The inevitable negligence and medical malpractice lawsuit resulted in a confusing verdict. The jury rejected the claim that the hospital was negligent for permitting the man to have hot coffee. The jury did find malpractice by the hospital in failing to take immediate measures in response to the coffee spill, and in discharging the patient prematurely. The jury found that the premature discharge was not the proximate cause of the claimed injuries. As to the failure to promptly treat the burns, the jury assigned 90% of the fault to the plaintiff, and 10% to the hospital.

The Appellate Division, Third Department,  refused to disturb the jury’s finding that the premature discharge was not the proximate cause of any injury:

 . . . there was ample other evidence from which the jury could reasonably have found that the severity of plaintiff’s pain was caused by the initial injury rather than the premature discharge, and that his pain was not increased by the timing of his admission to the burn center a week after his discharge . . . Thus, granting defendant the benefit of every favorable inference that can reasonably be drawn from the trial evidence, as we must . . . we cannot say that “the evidence so preponderated in favor of the plaintiff that the verdict could not have been reached on any fair interpretation of the evidence . . .

As for the rest of it, the majority panel ordered a new trial on damages in the interest of justice. The appeals court could not figure out how the jury arrived at its $25,000.00 award. Two concurring justices urged that, in light of the finding of no negligence in permitting the coffee in the first place, the jury should be specifically instructed that the hospital is liable only for any exacerbation of the injuries and additional pain caused by lapses in the treatment given while the patient was in the hospital.

Vallone v Saratoga Hospital (July 14, 2016)

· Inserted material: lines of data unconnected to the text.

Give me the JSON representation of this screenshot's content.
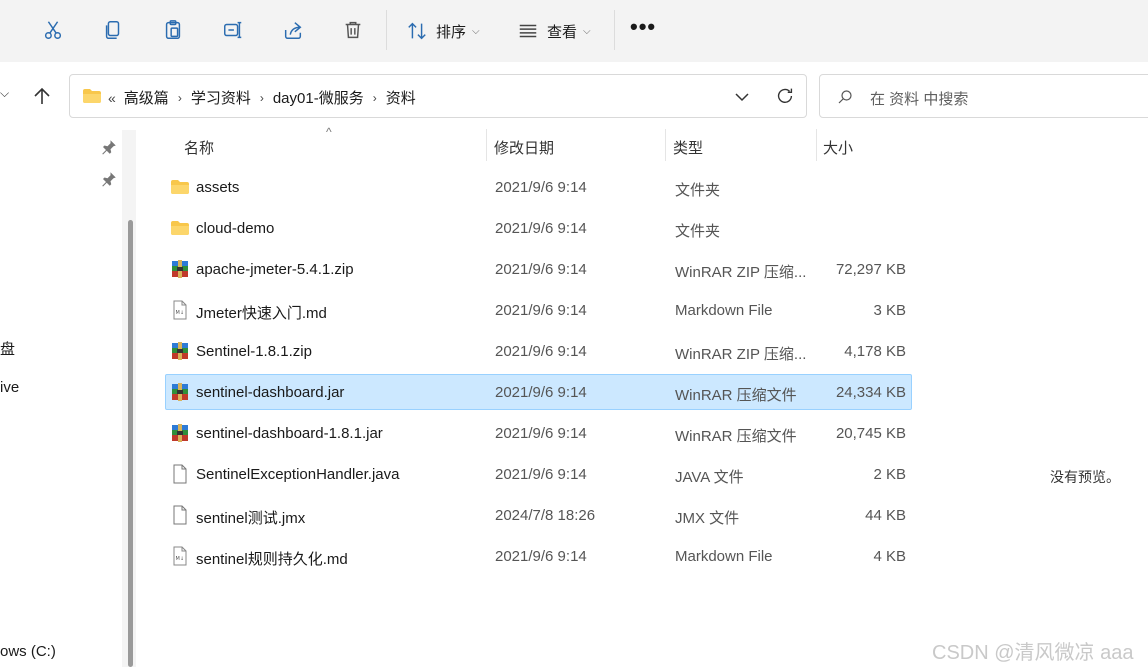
{
  "toolbar": {
    "sort_label": "排序",
    "view_label": "查看",
    "more_label": "•••"
  },
  "address": {
    "crumbs": [
      "高级篇",
      "学习资料",
      "day01-微服务",
      "资料"
    ],
    "overflow": "«"
  },
  "search": {
    "placeholder": "在 资料 中搜索"
  },
  "leftnav": {
    "items": [
      "盘",
      "ive",
      "ows (C:)"
    ]
  },
  "columns": {
    "name": "名称",
    "date": "修改日期",
    "type": "类型",
    "size": "大小"
  },
  "files": [
    {
      "name": "assets",
      "date": "2021/9/6 9:14",
      "type": "文件夹",
      "size": "",
      "icon": "folder-icon"
    },
    {
      "name": "cloud-demo",
      "date": "2021/9/6 9:14",
      "type": "文件夹",
      "size": "",
      "icon": "folder-icon"
    },
    {
      "name": "apache-jmeter-5.4.1.zip",
      "date": "2021/9/6 9:14",
      "type": "WinRAR ZIP 压缩...",
      "size": "72,297 KB",
      "icon": "winrar-icon"
    },
    {
      "name": "Jmeter快速入门.md",
      "date": "2021/9/6 9:14",
      "type": "Markdown File",
      "size": "3 KB",
      "icon": "markdown-file-icon"
    },
    {
      "name": "Sentinel-1.8.1.zip",
      "date": "2021/9/6 9:14",
      "type": "WinRAR ZIP 压缩...",
      "size": "4,178 KB",
      "icon": "winrar-icon"
    },
    {
      "name": "sentinel-dashboard.jar",
      "date": "2021/9/6 9:14",
      "type": "WinRAR 压缩文件",
      "size": "24,334 KB",
      "icon": "winrar-icon",
      "selected": true
    },
    {
      "name": "sentinel-dashboard-1.8.1.jar",
      "date": "2021/9/6 9:14",
      "type": "WinRAR 压缩文件",
      "size": "20,745 KB",
      "icon": "winrar-icon"
    },
    {
      "name": "SentinelExceptionHandler.java",
      "date": "2021/9/6 9:14",
      "type": "JAVA 文件",
      "size": "2 KB",
      "icon": "file-icon"
    },
    {
      "name": "sentinel测试.jmx",
      "date": "2024/7/8 18:26",
      "type": "JMX 文件",
      "size": "44 KB",
      "icon": "file-icon"
    },
    {
      "name": "sentinel规则持久化.md",
      "date": "2021/9/6 9:14",
      "type": "Markdown File",
      "size": "4 KB",
      "icon": "markdown-file-icon"
    }
  ],
  "preview": {
    "message": "没有预览。"
  },
  "watermark": "CSDN @清风微凉 aaa",
  "colors": {
    "selection_bg": "#cce8ff",
    "selection_border": "#99d1ff",
    "folder": "#f8c74b",
    "toolbar_bg": "#f3f3f3"
  }
}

Historically, medical treatment could be offered by a physician and surgeon, licensed by the Education Department, or by a hospital licensed by the Department of Health. Over time, in addition to traditional general hospitals, ambulatory surgery centers (among other providers) were also licensed by the Department of Health. Doctors would examine patients in their offices, and then utilize the facilities of a Department of Health licensee if the patient needed an operation. Doctors got paid for their professional services, and facilities got paid for, well, their facilities.

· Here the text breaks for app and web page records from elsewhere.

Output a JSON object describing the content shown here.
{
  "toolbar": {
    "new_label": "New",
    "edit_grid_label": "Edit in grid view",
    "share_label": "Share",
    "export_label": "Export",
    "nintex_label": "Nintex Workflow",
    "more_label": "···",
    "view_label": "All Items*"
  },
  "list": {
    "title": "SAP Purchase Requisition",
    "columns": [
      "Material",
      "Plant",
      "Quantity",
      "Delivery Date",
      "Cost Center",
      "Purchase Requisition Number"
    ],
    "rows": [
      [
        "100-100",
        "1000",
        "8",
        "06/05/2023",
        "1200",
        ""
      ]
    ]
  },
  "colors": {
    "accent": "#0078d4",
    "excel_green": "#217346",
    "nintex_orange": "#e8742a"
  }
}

As technology advanced and fewer operations required an overnight stay, many doctors expanded the scope of what they could do in their offices until the office came close to resembling a hospital operating room.  There was nothing specific on the books to limit the scope of what a doctor could offer in her office. So in 2007, the legislature added § 230-d to the Public Health Law, requiring practices where office based surgery takes place to become accredited by an agency, such as JCAHCO (“Joint Commission”), which also accredits hospitals.

Now comes the case of a practice that treated a patient for injuries sustained in a motor vehicle accident. The practice was accredited for office based surgery. The practice billed the no-fault carrier for a professional fee and a facility fee. The carrier balked at the facility fee, and NY’s high court agreed.

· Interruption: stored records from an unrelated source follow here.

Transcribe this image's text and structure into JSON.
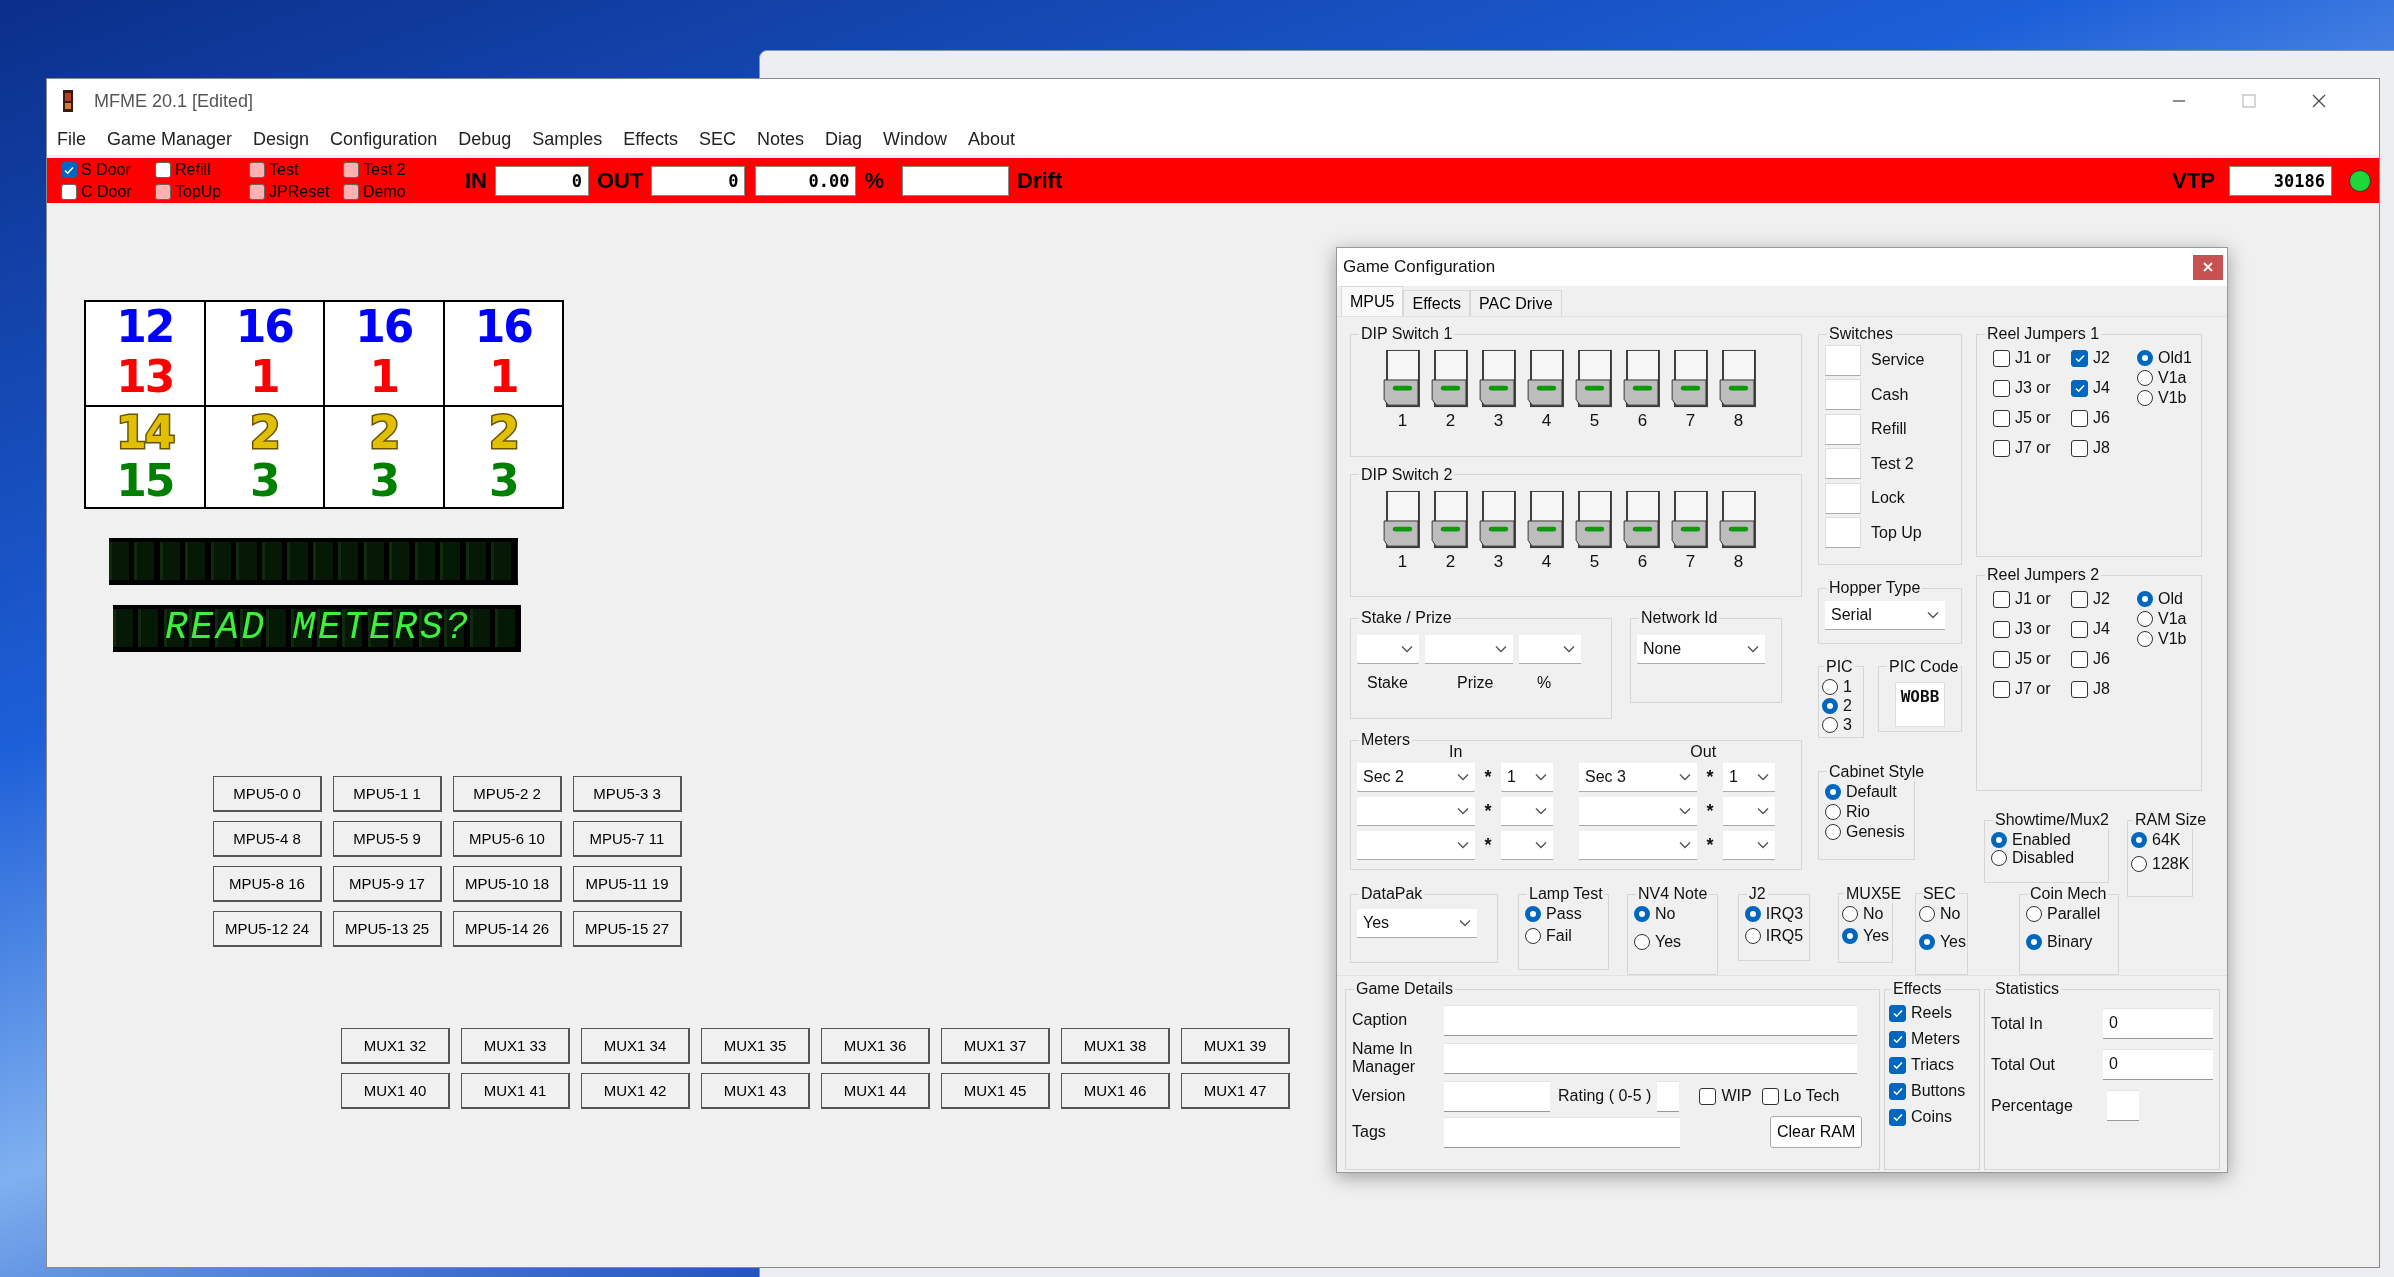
{
  "window": {
    "title": "MFME 20.1 [Edited]"
  },
  "menu": [
    "File",
    "Game Manager",
    "Design",
    "Configuration",
    "Debug",
    "Samples",
    "Effects",
    "SEC",
    "Notes",
    "Diag",
    "Window",
    "About"
  ],
  "toolbar": {
    "checks": [
      {
        "label": "S Door",
        "checked": true
      },
      {
        "label": "C Door",
        "checked": false,
        "color": "#ffffff"
      },
      {
        "label": "Refill",
        "checked": false,
        "color": "#ffffff"
      },
      {
        "label": "TopUp",
        "checked": false,
        "color": "#ffb0b0"
      },
      {
        "label": "Test",
        "checked": false,
        "color": "#ffb0b0"
      },
      {
        "label": "JPReset",
        "checked": false,
        "color": "#ffb0b0"
      },
      {
        "label": "Test 2",
        "checked": false,
        "color": "#ffb0b0"
      },
      {
        "label": "Demo",
        "checked": false,
        "color": "#ffb0b0"
      }
    ],
    "in": {
      "label": "IN",
      "value": "0"
    },
    "out": {
      "label": "OUT",
      "value": "0"
    },
    "percentage": {
      "value": "0.00",
      "unit": "%"
    },
    "drift": {
      "label": "Drift"
    },
    "vtp": {
      "label": "VTP",
      "value": "30186",
      "lamp_on": true
    }
  },
  "reels": [
    {
      "symbols": [
        {
          "text": "12",
          "color": "#0000ff"
        },
        {
          "text": "13",
          "color": "#ff0000"
        },
        {
          "text": "14",
          "color": "#e0c000"
        },
        {
          "text": "15",
          "color": "#008000"
        }
      ]
    },
    {
      "symbols": [
        {
          "text": "16",
          "color": "#0000ff"
        },
        {
          "text": "1",
          "color": "#ff0000"
        },
        {
          "text": "2",
          "color": "#e0c000"
        },
        {
          "text": "3",
          "color": "#008000"
        }
      ]
    },
    {
      "symbols": [
        {
          "text": "16",
          "color": "#0000ff"
        },
        {
          "text": "1",
          "color": "#ff0000"
        },
        {
          "text": "2",
          "color": "#e0c000"
        },
        {
          "text": "3",
          "color": "#008000"
        }
      ]
    },
    {
      "symbols": [
        {
          "text": "16",
          "color": "#0000ff"
        },
        {
          "text": "1",
          "color": "#ff0000"
        },
        {
          "text": "2",
          "color": "#e0c000"
        },
        {
          "text": "3",
          "color": "#008000"
        }
      ]
    }
  ],
  "display": {
    "text": "READ METERS?"
  },
  "lamp_buttons": [
    "MPU5-0 0",
    "MPU5-1 1",
    "MPU5-2 2",
    "MPU5-3 3",
    "MPU5-4 8",
    "MPU5-5 9",
    "MPU5-6 10",
    "MPU5-7 11",
    "MPU5-8 16",
    "MPU5-9 17",
    "MPU5-10 18",
    "MPU5-11 19",
    "MPU5-12 24",
    "MPU5-13 25",
    "MPU5-14 26",
    "MPU5-15 27"
  ],
  "mux_buttons": [
    "MUX1 32",
    "MUX1 33",
    "MUX1 34",
    "MUX1 35",
    "MUX1 36",
    "MUX1 37",
    "MUX1 38",
    "MUX1 39",
    "MUX1 40",
    "MUX1 41",
    "MUX1 42",
    "MUX1 43",
    "MUX1 44",
    "MUX1 45",
    "MUX1 46",
    "MUX1 47"
  ],
  "dialog": {
    "title": "Game Configuration",
    "tabs": [
      {
        "label": "MPU5",
        "selected": true
      },
      {
        "label": "Effects",
        "selected": false
      },
      {
        "label": "PAC Drive",
        "selected": false
      }
    ],
    "dip_switches": [
      {
        "title": "DIP Switch 1",
        "switches": [
          {
            "label": "1",
            "on": false
          },
          {
            "label": "2",
            "on": false
          },
          {
            "label": "3",
            "on": false
          },
          {
            "label": "4",
            "on": false
          },
          {
            "label": "5",
            "on": false
          },
          {
            "label": "6",
            "on": false
          },
          {
            "label": "7",
            "on": false
          },
          {
            "label": "8",
            "on": false
          }
        ]
      },
      {
        "title": "DIP Switch 2",
        "switches": [
          {
            "label": "1",
            "on": false
          },
          {
            "label": "2",
            "on": false
          },
          {
            "label": "3",
            "on": false
          },
          {
            "label": "4",
            "on": false
          },
          {
            "label": "5",
            "on": false
          },
          {
            "label": "6",
            "on": false
          },
          {
            "label": "7",
            "on": false
          },
          {
            "label": "8",
            "on": false
          }
        ]
      }
    ],
    "switches": {
      "title": "Switches",
      "items": [
        "Service",
        "Cash",
        "Refill",
        "Test 2",
        "Lock",
        "Top Up"
      ]
    },
    "reel_jumpers": [
      {
        "title": "Reel Jumpers 1",
        "jumpers": [
          {
            "label": "J1 or",
            "checked": false
          },
          {
            "label": "J2",
            "checked": true
          },
          {
            "label": "J3 or",
            "checked": false
          },
          {
            "label": "J4",
            "checked": true
          },
          {
            "label": "J5 or",
            "checked": false
          },
          {
            "label": "J6",
            "checked": false
          },
          {
            "label": "J7 or",
            "checked": false
          },
          {
            "label": "J8",
            "checked": false
          }
        ],
        "options": [
          {
            "label": "Old1",
            "selected": true
          },
          {
            "label": "V1a",
            "selected": false
          },
          {
            "label": "V1b",
            "selected": false
          }
        ]
      },
      {
        "title": "Reel Jumpers 2",
        "jumpers": [
          {
            "label": "J1 or",
            "checked": false
          },
          {
            "label": "J2",
            "checked": false
          },
          {
            "label": "J3 or",
            "checked": false
          },
          {
            "label": "J4",
            "checked": false
          },
          {
            "label": "J5 or",
            "checked": false
          },
          {
            "label": "J6",
            "checked": false
          },
          {
            "label": "J7 or",
            "checked": false
          },
          {
            "label": "J8",
            "checked": false
          }
        ],
        "options": [
          {
            "label": "Old",
            "selected": true
          },
          {
            "label": "V1a",
            "selected": false
          },
          {
            "label": "V1b",
            "selected": false
          }
        ]
      }
    ],
    "stake_prize": {
      "title": "Stake / Prize",
      "labels": [
        "Stake",
        "Prize",
        "%"
      ]
    },
    "network_id": {
      "title": "Network Id",
      "value": "None"
    },
    "hopper_type": {
      "title": "Hopper Type",
      "value": "Serial"
    },
    "pic": {
      "title": "PIC",
      "options": [
        {
          "label": "1",
          "selected": false
        },
        {
          "label": "2",
          "selected": true
        },
        {
          "label": "3",
          "selected": false
        }
      ]
    },
    "pic_code": {
      "title": "PIC Code",
      "value": "WOBB"
    },
    "meters": {
      "title": "Meters",
      "in_label": "In",
      "out_label": "Out",
      "rows": [
        {
          "in": "Sec 2",
          "in_sign": "*",
          "in_factor": "1",
          "out": "Sec 3",
          "out_sign": "*",
          "out_factor": "1"
        },
        {
          "in_sign": "*",
          "out_sign": "*"
        },
        {
          "in_sign": "*",
          "out_sign": "*"
        }
      ]
    },
    "cabinet_style": {
      "title": "Cabinet Style",
      "options": [
        {
          "label": "Default",
          "selected": true
        },
        {
          "label": "Rio",
          "selected": false
        },
        {
          "label": "Genesis",
          "selected": false
        }
      ]
    },
    "showtime_mux2": {
      "title": "Showtime/Mux2",
      "options": [
        {
          "label": "Enabled",
          "selected": true
        },
        {
          "label": "Disabled",
          "selected": false
        }
      ]
    },
    "ram_size": {
      "title": "RAM Size",
      "options": [
        {
          "label": "64K",
          "selected": true
        },
        {
          "label": "128K",
          "selected": false
        }
      ]
    },
    "datapak": {
      "title": "DataPak",
      "value": "Yes"
    },
    "lamp_test": {
      "title": "Lamp Test",
      "options": [
        {
          "label": "Pass",
          "selected": true
        },
        {
          "label": "Fail",
          "selected": false
        }
      ]
    },
    "nv4_note": {
      "title": "NV4 Note",
      "options": [
        {
          "label": "No",
          "selected": true
        },
        {
          "label": "Yes",
          "selected": false
        }
      ]
    },
    "j2": {
      "title": "J2",
      "options": [
        {
          "label": "IRQ3",
          "selected": true
        },
        {
          "label": "IRQ5",
          "selected": false
        }
      ]
    },
    "mux5e": {
      "title": "MUX5E",
      "options": [
        {
          "label": "No",
          "selected": false
        },
        {
          "label": "Yes",
          "selected": true
        }
      ]
    },
    "sec": {
      "title": "SEC",
      "options": [
        {
          "label": "No",
          "selected": false
        },
        {
          "label": "Yes",
          "selected": true
        }
      ]
    },
    "coin_mech": {
      "title": "Coin Mech",
      "options": [
        {
          "label": "Parallel",
          "selected": false
        },
        {
          "label": "Binary",
          "selected": true
        }
      ]
    },
    "game_details": {
      "title": "Game Details",
      "caption_label": "Caption",
      "name_label": "Name In Manager",
      "version_label": "Version",
      "rating_label": "Rating ( 0-5 )",
      "wip": {
        "label": "WIP",
        "checked": false
      },
      "lo_tech": {
        "label": "Lo Tech",
        "checked": false
      },
      "tags_label": "Tags",
      "clear_button": "Clear RAM"
    },
    "effects": {
      "title": "Effects",
      "items": [
        {
          "label": "Reels",
          "checked": true
        },
        {
          "label": "Meters",
          "checked": true
        },
        {
          "label": "Triacs",
          "checked": true
        },
        {
          "label": "Buttons",
          "checked": true
        },
        {
          "label": "Coins",
          "checked": true
        }
      ]
    },
    "statistics": {
      "title": "Statistics",
      "total_in": {
        "label": "Total In",
        "value": "0"
      },
      "total_out": {
        "label": "Total Out",
        "value": "0"
      },
      "percentage": {
        "label": "Percentage"
      }
    }
  }
}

The Court of Appeals found that, notwithstanding the accreditation required for office based surgery, there were still differences between OBS practices and facilities licensed by the Department of Health. The court reviewed the applicable regulations, which allowed no-fault payment of facility fees for ambulatory surgery centers, and found they did not provide facility fee payments for office based surgery. The practice argued that there was nothing in the regulation that said it couldn’t get paid, to which the court said “administrators may exercise their administrative authority through silence”.

Score one for the gecko.

Government Empls. Ins. Co. v Avanguard Med. Group, PLLC. (March 31, 2016)